As was done in many communities during the economic relapse of the mid-thirties, Marceline organized a timely service for the relief of needy individuals. It began in 1934 when Mayor B.J. Thomas appointed Edna Locke Thomas (now Mrs. Otis DeLong) to supervise a sewing room in the basement of Carnegie Library and lasted until 1938. Seven women workers made quilt tops at first and later made garments of all types. The number of workers was later increased to nineteen and 7,361 garments were made. The sewing room produced a variety of goods including men’s shirts, women’s dresses and smocks, girls’ dresses, men’s union suits, women’s gowns, shorts for men and boys, layettes, men’s pajamas, girls’ slips and pajamas, pillow cases, sheets, quilt top pieces, comforter tops, complete quilts and comforters.
Records indicate the following materials were used: 4,672 yards of print material, 6,204 yards of flannel outing, 6,176 yards of chambray, 2,660 dozen buttons, 500 spools of thread and 1,284 yards of muslin. The cutter for yard goods used was Virgie Smith (now Mrs. J.W. Jackson).
The garments made in the basement of the Carnegie Library were distributed to needy Linn County families on relief.

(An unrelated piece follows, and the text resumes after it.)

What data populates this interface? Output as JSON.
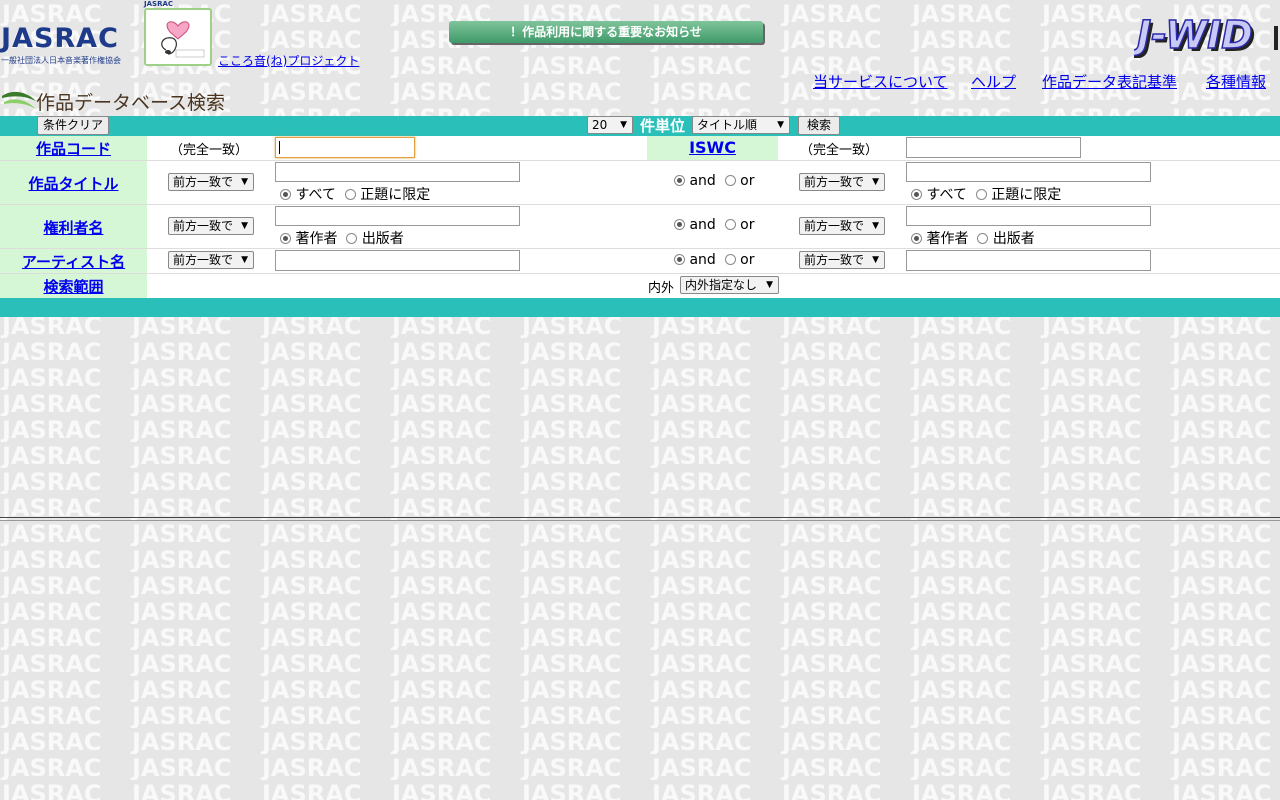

In 1935, the P.W.A. Canning Factory canned chickens and meat and vegetables from a 10-acre garden. Fifteen men workers assisted on the canning project and the canned food was used for school lunches for the 300 children then enrolled in Marceline’s three public schools. The group also did bookbinding for volumes in the library as well as for school books. Mrs. DeLong was supervisor throughout the five years these relief services were in operation.